“This is partly down to the seasonal effects of summer, traditionally a time when you would expect increased stock to become available.”

The desperate dash for property at a time of rocketing prices may be over

Sarah Coles, Hargreaves Lansdown

Sarah Coles, senior personal finance analyst, Hargreaves Lansdown, said: “The question is whether we will see prices slow to a crawl, stagnate, or start to drop if we see a recession.

“An awful lot depends on things we don’t yet know – including how high interest rates will go, how deep any recession might be, the impact it could have on jobs, and whether this is serious enough to cause real damage to the property market.”

She added: “The desperate dash for property at a time of rocketing prices may be over.

“Buyers have time to consider whether this is a move they can really afford, and whether they’ll still be happy they made it if prices pull back later in the year.”

Here are average house prices in the second quarter of 2022 followed by the annual increase in prices, according to Nationwide Building Society:

– South West, £318,325, 14.7%

– East Anglia, £289,024, 14.2%

– Wales, £208,309, 13.4%

– North West, £213,888, 13.3%

– West Midlands, £244,167, 11.8%

– Yorkshire and the Humber, £205,714, 11.8%

– East Midlands, £234,828, 11.4%

– Outer South East (includes Ashford, Basingstoke and Deane, Bedford, Braintree, Brighton and Hove, Canterbury, Colchester, Dover, Hastings, Lewes, Fareham, Isle of Wight, Maldon, Milton Keynes, New Forest, Oxford, Portsmouth, Southampton, Swale, Tendring, Thanet, Uttlesford, Winchester, Worthing), £348,564, 11.1%

– Northern Ireland, £181,550, 11.0%

– North East, £159,283, 10.6%

– Outer Metropolitan  (includes St Albans, Stevenage, Watford, Luton, Maidstone, Reading, Rochford, Rushmoor, Sevenoaks, Slough, Southend-on-Sea, Elmbridge, Epsom and Ewell, Guildford, Mole Valley, Reigate & Banstead, Runnymede, Spelthorne, Waverley, Woking, Tunbridge Wells, Windsor and Maidenhead, Wokingham), £433,558, 10.0%

– Scotland, £181,422, 9.5%

– London, £540,399, 6.0%

Register for free to continue reading

Registration is a free and easy way to support our truly independent journalism

By registering, you will also enjoy limited access to Premium articles, exclusive newsletters, commenting, and virtual events with our leading journalists

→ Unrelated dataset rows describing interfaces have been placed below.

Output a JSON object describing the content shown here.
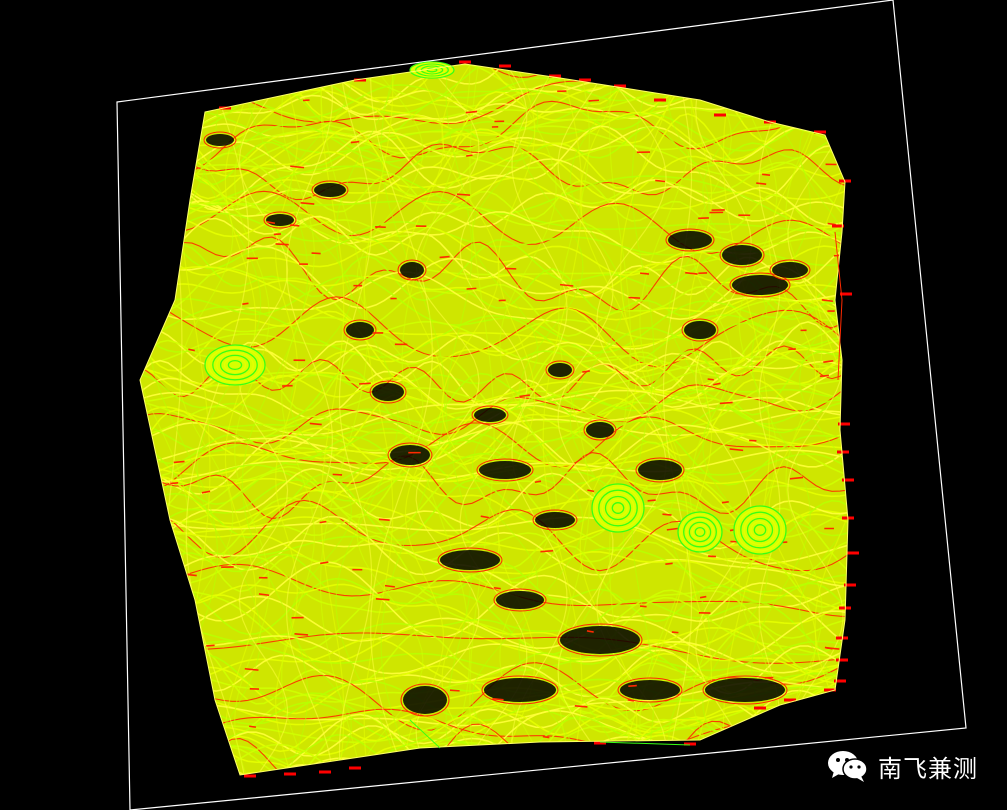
{
  "viewport": {
    "background": "#000000",
    "frame_color": "#ffffff",
    "contour_colors": [
      "#e6ff00",
      "#cfff00",
      "#ffff3a",
      "#b8ff00"
    ],
    "index_contour_color": "#ff2a00",
    "closed_contour_color": "#39ff14",
    "boundary_marker_color": "#ff0000"
  },
  "watermark": {
    "icon": "wechat-icon",
    "text": "南飞兼测"
  }
}
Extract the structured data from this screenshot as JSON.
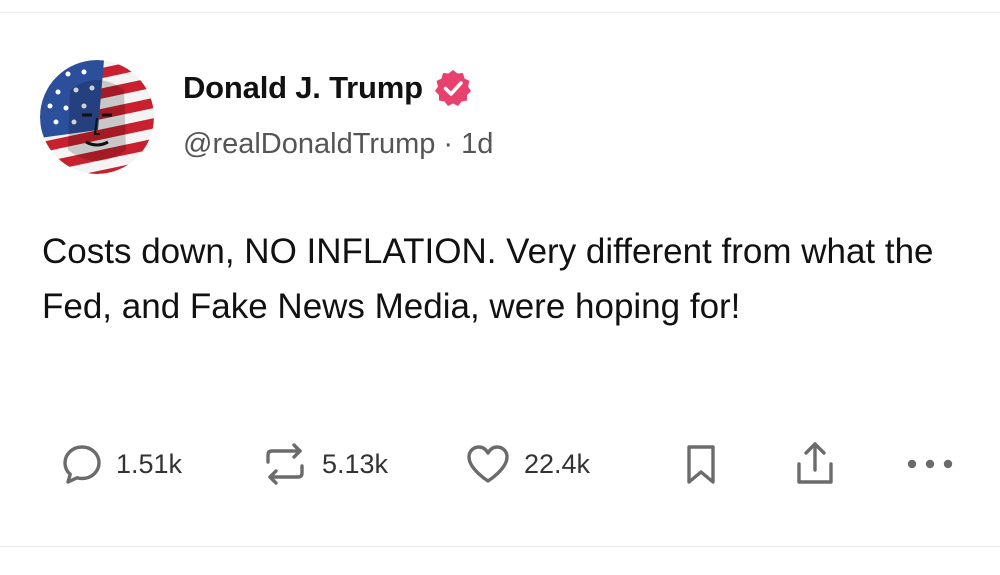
{
  "post": {
    "author": {
      "display_name": "Donald J. Trump",
      "handle": "@realDonaldTrump",
      "separator": "·",
      "age": "1d",
      "verified": true,
      "verified_color": "#e8416e",
      "avatar_icon": "flag-portrait-avatar"
    },
    "text": "Costs down, NO INFLATION. Very different from what the Fed, and Fake News Media, were hoping for!",
    "actions": {
      "replies": {
        "icon": "reply-bubble-icon",
        "count": "1.51k"
      },
      "reposts": {
        "icon": "repost-icon",
        "count": "5.13k"
      },
      "likes": {
        "icon": "heart-icon",
        "count": "22.4k"
      },
      "bookmark": {
        "icon": "bookmark-icon"
      },
      "share": {
        "icon": "share-icon"
      },
      "more": {
        "icon": "more-dots-icon"
      }
    }
  },
  "colors": {
    "icon_gray": "#6b6b6b",
    "text": "#111111",
    "handle": "#555555"
  }
}
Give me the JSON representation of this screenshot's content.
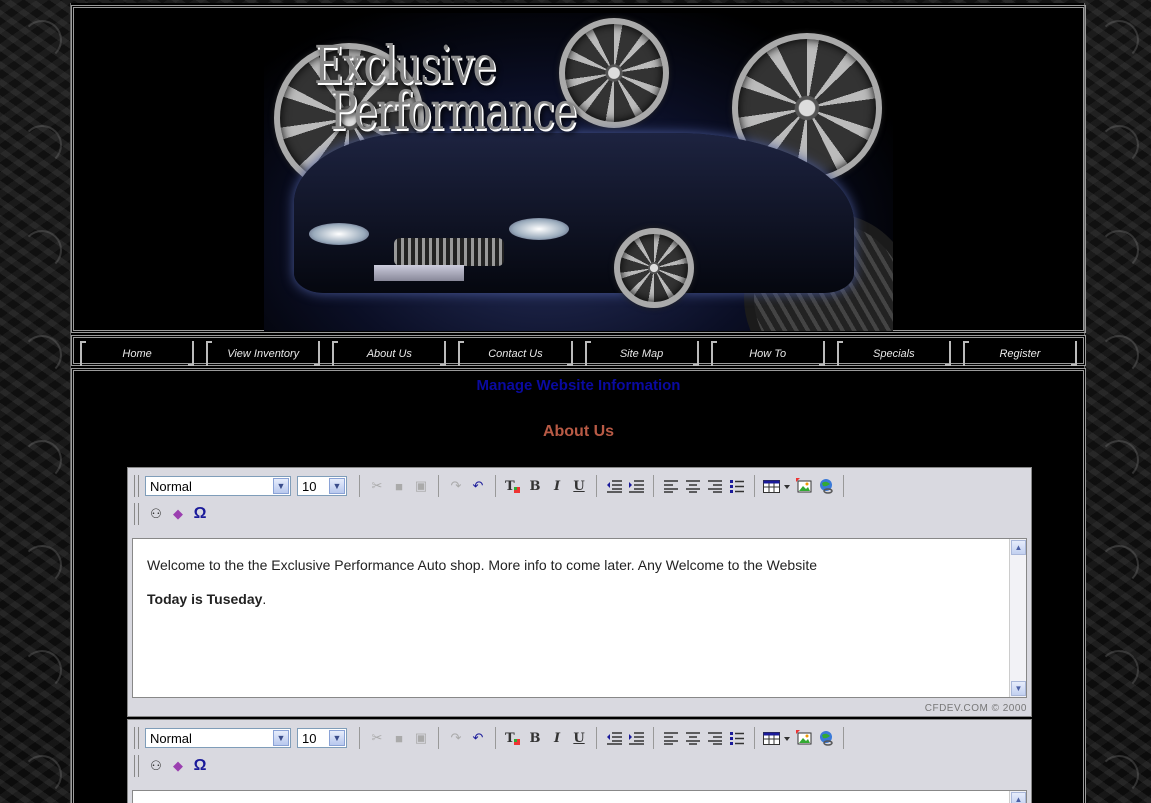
{
  "banner": {
    "logo_line1": "Exclusive",
    "logo_line2": "Performance"
  },
  "nav": {
    "items": [
      "Home",
      "View Inventory",
      "About Us",
      "Contact Us",
      "Site Map",
      "How To",
      "Specials",
      "Register"
    ]
  },
  "content": {
    "manage_title": "Manage Website Information",
    "section_title": "About Us"
  },
  "editor1": {
    "format_value": "Normal",
    "size_value": "10",
    "paragraph1": "Welcome to the the Exclusive Performance Auto shop. More info to come later. Any Welcome to the Website",
    "paragraph2_bold": "Today is Tuseday",
    "paragraph2_rest": ".",
    "credit": "CFDEV.COM © 2000"
  },
  "editor2": {
    "format_value": "Normal",
    "size_value": "10"
  },
  "icons": {
    "cut": "✂",
    "copy": "■",
    "paste": "▣",
    "redo": "↷",
    "undo": "↶",
    "find": "⚇",
    "spell": "◆",
    "omega": "Ω"
  }
}
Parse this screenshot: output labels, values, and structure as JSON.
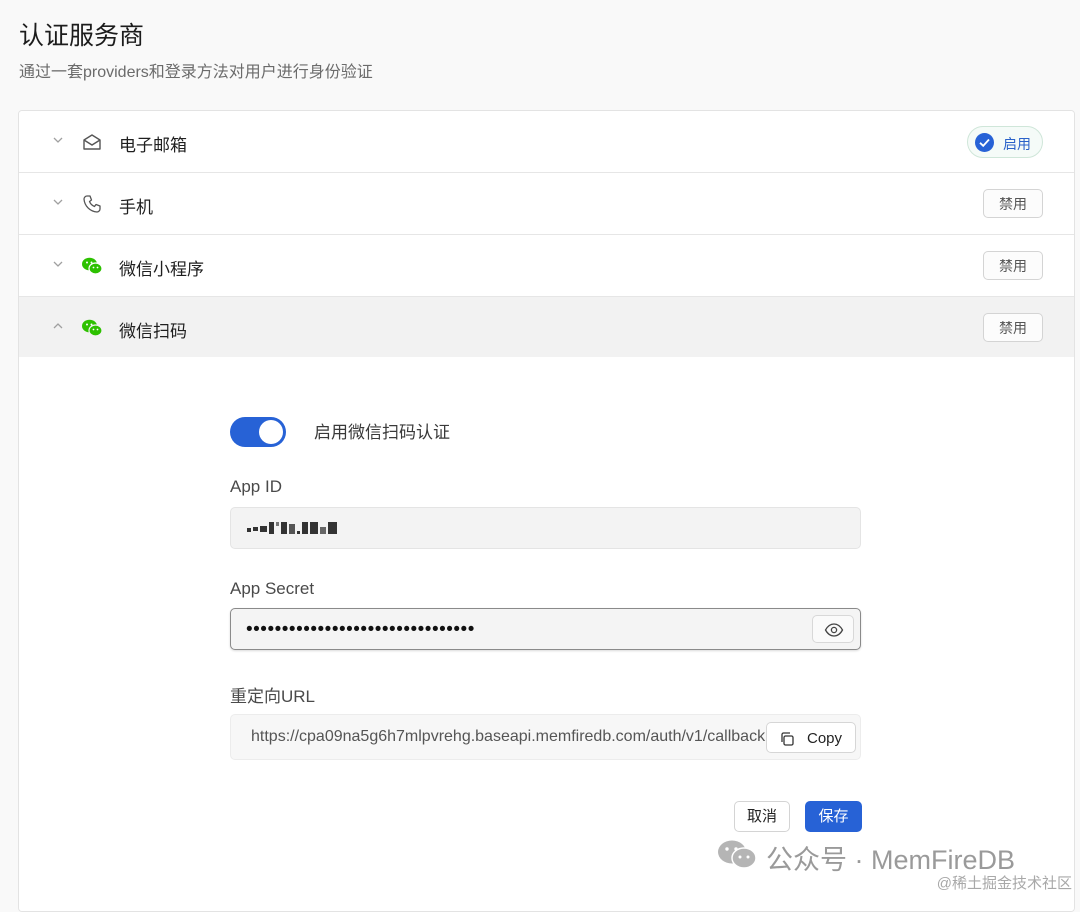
{
  "header": {
    "title": "认证服务商",
    "subtitle": "通过一套providers和登录方法对用户进行身份验证"
  },
  "providers": [
    {
      "label": "电子邮箱",
      "icon": "mail-icon",
      "status": "启用",
      "enabled": true
    },
    {
      "label": "手机",
      "icon": "phone-icon",
      "status": "禁用",
      "enabled": false
    },
    {
      "label": "微信小程序",
      "icon": "wechat-icon",
      "status": "禁用",
      "enabled": false
    },
    {
      "label": "微信扫码",
      "icon": "wechat-icon",
      "status": "禁用",
      "enabled": false,
      "expanded": true
    }
  ],
  "wechat_form": {
    "toggle_label": "启用微信扫码认证",
    "toggle_on": true,
    "app_id_label": "App ID",
    "app_secret_label": "App Secret",
    "app_secret_value": "••••••••••••••••••••••••••••••••",
    "redirect_label": "重定向URL",
    "redirect_value": "https://cpa09na5g6h7mlpvrehg.baseapi.memfiredb.com/auth/v1/callback",
    "copy_label": "Copy",
    "cancel_label": "取消",
    "save_label": "保存"
  },
  "colors": {
    "accent": "#2762d6",
    "wechat_green": "#2dc100"
  },
  "watermark": {
    "text": "公众号 · MemFireDB",
    "sub": "@稀土掘金技术社区"
  }
}
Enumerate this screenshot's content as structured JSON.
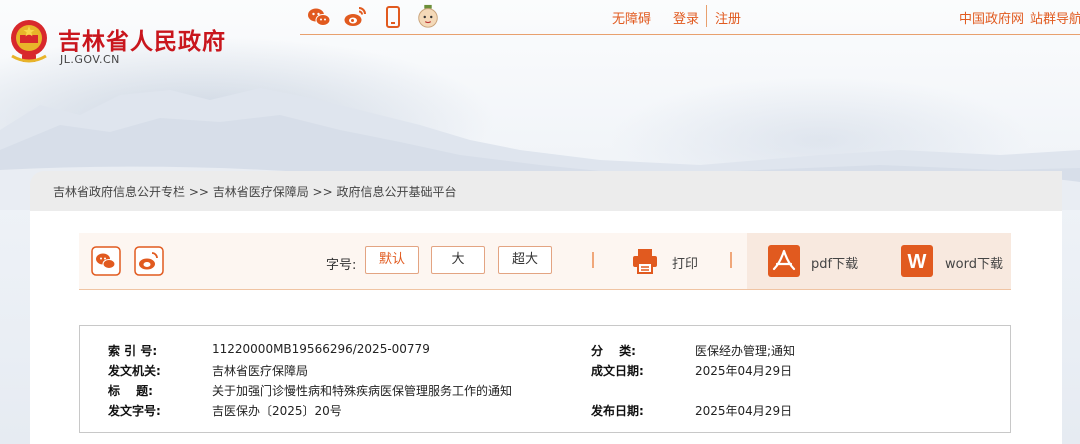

Please enter a valid email
Please enter a valid email
Must be at least 6 characters, include an upper and lower case character and a number
Must be at least 6 characters, include an upper and lower case character and a number
Must be at least 6 characters, include an upper and lower case character and a number
Please enter your first name
Special characters aren’t allowed
Please enter a name between 1 and 40 characters
Please enter your last name
Special characters aren’t allowed
Please enter a name between 1 and 40 characters
You must be over 18 years old to register
You must be over 18 years old to register
Opt-out-policy
You can opt-out at any time by signing in to your account to manage your preferences. Each email has a link to unsubscribe.

By clicking ‘Create my account’ you confirm that your data has been entered correctly and you have read and agree to our Terms of use, Cookie policy and Privacy notice.

This site is protected by reCAPTCHA and the Google Privacy policy and Terms of service apply.

Already have an account? sign in

By clicking ‘Register’ you confirm that your data has been entered correctly and you have read and agree to our Terms of use, Cookie policy and Privacy notice.

This site is protected by reCAPTCHA and the Google Privacy policy and Terms of service apply.

Register for free to continue reading

Registration is a free and easy way to support our truly independent journalism

By registering, you will also enjoy limited access to Premium articles, exclusive newsletters, commenting, and virtual events with our leading journalists

Already have an account? sign in

By clicking ‘Register’ you confirm that your data has been entered correctly and you have read and agree to our Terms of use, Cookie policy and Privacy notice.

This site is protected by reCAPTCHA and the Google Privacy policy and Terms of service apply.

Thank you for registering

Please refresh the page or navigate to another page on the site to be automatically logged inPlease refresh your browser to be logged in